Chief seeks to repair dented army pride
ISLAMABAD — Pakistan's military chief is working to repair his army's wounded pride in the bitter aftermath of the raid that killed Osama bin Laden, a humiliation that has strained U.S.-Pakistani relations and raised questions about the top general's own standing.
Retired and serving officers interviewed by the Associated Press spoke of seething anger within army ranks over the secret strike the Americans carried out on May 2, undetected by Pakistan's military.
The U.S. helicopter-borne operation set off a nationalist backlash: The usually untouchable army was sharply criticized in the press and on television talk shows, people demonstrated here in the capital demanding accountability, and open calls were made for the resignation of Gen. Asfaq Parvez Kayani, the military chief.
The army is Pakistan's strongest institution, and Gen. Kayani the nation's most powerful leader, but he "has to be very careful," said retired Lt. Gen. Talat Masood.
Like others interviewed, he doubted Gen. Kayani's underlings would try to unseat him in an intra-army coup, but he noted occasions in the past when disgruntled officers were found to be plotting against their chief.
Israel asks U.S. to let spy attend father's funeral
JERUSALEM — Israelis are rallying behind convicted spy Jonathan Pollard like never before, urging the U.S. on Sunday to let the former Pentagon analyst leave prison to attend his father's funeral.
Israelis widely feel that after 25 years behind bars, Pollard has been excessively punished, and they seem puzzled over the U.S. refusal to set him free, despite recent calls for his release from some prominent former American officials.
Pollard was a civilian intelligence analyst for the U.S. Navy when he copied and gave to his Israeli handlers enough classified documents to fill a walk-in closet.
Arrested in 1985 after unsuccessfully seeking refuge at the Israeli Embassy in Washington, Pollard was convicted and sentenced to life in prison two years later. Pollard is scheduled for release in 2015, according to a U.S. Justice Department Web site.

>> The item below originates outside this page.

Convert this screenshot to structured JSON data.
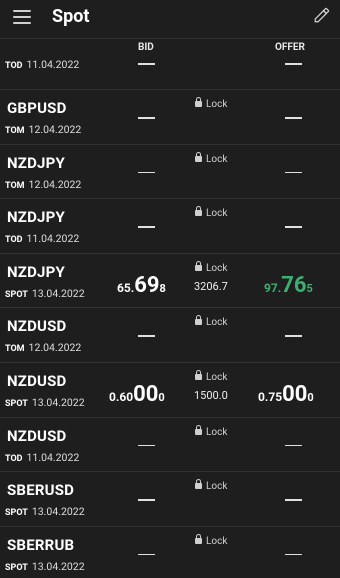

Nachman Shai, an Israeli lawmaker leading a campaign on Pollard's behalf, said Israel has done everything it reasonably could to repair the damage done by the scandal.
12 terrorists die in government artillery attack
SANAA —| Military and medical officials say government artillery shelling of an area in southern Yemen has killed 12 militants linked to al Qaeda and wounded three others.
The officials said Sunday the shelling was concentrated on the Dufas area in Zinjibar, capital of Abyan province. Both spoke on condition of anonymity because they were not authorized to brief reporters.
Militants are taking advantage of internal strife in Yemen to overrun parts of the country.
Several days ago, warplanes attacked hide-outs, killing several terrorists. The government also shelled the areas.
In response, the Ansar al-Sharia group listed in a statement the names and ranks of 12 air force and army officers it said it intended to kill for taking part in the attack.
Tainted former president to receive state funeral
LUSAKA — Zambia's corruption-tainted former president, Frederick Chiluba, who died Saturday, will be given a state funeral, the Cabinet said Sunday, announcing a week of national mourning.
"The burial will take place on June 27 in Lusaka," the secretary to the Cabinet, Joshua Kanganja, said in a statement.
"President Banda of the Republic of Zambia has declared Monday, June 20, to June 27 a period of national mourning for the late President Frederick Chiluba," said Mr. Kanganja.
The 68-year-old leader ruled the southern African country from 1991 to 2001, Mr. Chiluba died at his home Saturday morning after suffering a seizure. He had been battling acute heart and kidney problems.
Mr. Chiluba was credited with turning the page on the autocratic rule of the country's founding father, Kenneth Kaunda, but his image was later tainted by charges of embezzling state funds.
He was tried for stealing public money amounting to $500,000 during his time in office, but later was acquitted of the charges in 2008.
In 2010, a Zambian judge dismissed a ruling by a London court that found him and his associates guilty of siphoning $46 million from the state coffers.